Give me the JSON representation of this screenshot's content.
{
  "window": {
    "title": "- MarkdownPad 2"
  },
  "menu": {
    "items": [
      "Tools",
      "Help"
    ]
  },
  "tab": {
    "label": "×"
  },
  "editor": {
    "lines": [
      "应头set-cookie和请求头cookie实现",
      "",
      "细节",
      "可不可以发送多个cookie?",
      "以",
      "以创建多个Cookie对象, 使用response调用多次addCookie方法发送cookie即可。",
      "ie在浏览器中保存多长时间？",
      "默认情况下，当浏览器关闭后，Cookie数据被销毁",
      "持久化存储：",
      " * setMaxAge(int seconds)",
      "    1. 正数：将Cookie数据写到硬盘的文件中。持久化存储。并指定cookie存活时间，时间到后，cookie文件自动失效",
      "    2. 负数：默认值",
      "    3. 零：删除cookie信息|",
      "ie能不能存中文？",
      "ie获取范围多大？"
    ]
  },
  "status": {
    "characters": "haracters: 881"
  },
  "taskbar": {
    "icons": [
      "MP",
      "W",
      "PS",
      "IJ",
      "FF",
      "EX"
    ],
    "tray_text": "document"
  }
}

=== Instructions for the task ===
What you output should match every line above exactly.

=== Answer space ===
Give me the JSON representation of this screenshot's content.
{
  "window": {
    "title": "- MarkdownPad 2"
  },
  "menu": {
    "items": [
      "Tools",
      "Help"
    ]
  },
  "tab": {
    "label": "×"
  },
  "editor": {
    "lines": [
      "应头set-cookie和请求头cookie实现",
      "",
      "细节",
      "可不可以发送多个cookie?",
      "以",
      "以创建多个Cookie对象, 使用response调用多次addCookie方法发送cookie即可。",
      "ie在浏览器中保存多长时间？",
      "默认情况下，当浏览器关闭后，Cookie数据被销毁",
      "持久化存储：",
      " * setMaxAge(int seconds)",
      "    1. 正数：将Cookie数据写到硬盘的文件中。持久化存储。并指定cookie存活时间，时间到后，cookie文件自动失效",
      "    2. 负数：默认值",
      "    3. 零：删除cookie信息|",
      "ie能不能存中文？",
      "ie获取范围多大？"
    ]
  },
  "status": {
    "characters": "haracters: 881"
  },
  "taskbar": {
    "icons": [
      "MP",
      "W",
      "PS",
      "IJ",
      "FF",
      "EX"
    ],
    "tray_text": "document"
  }
}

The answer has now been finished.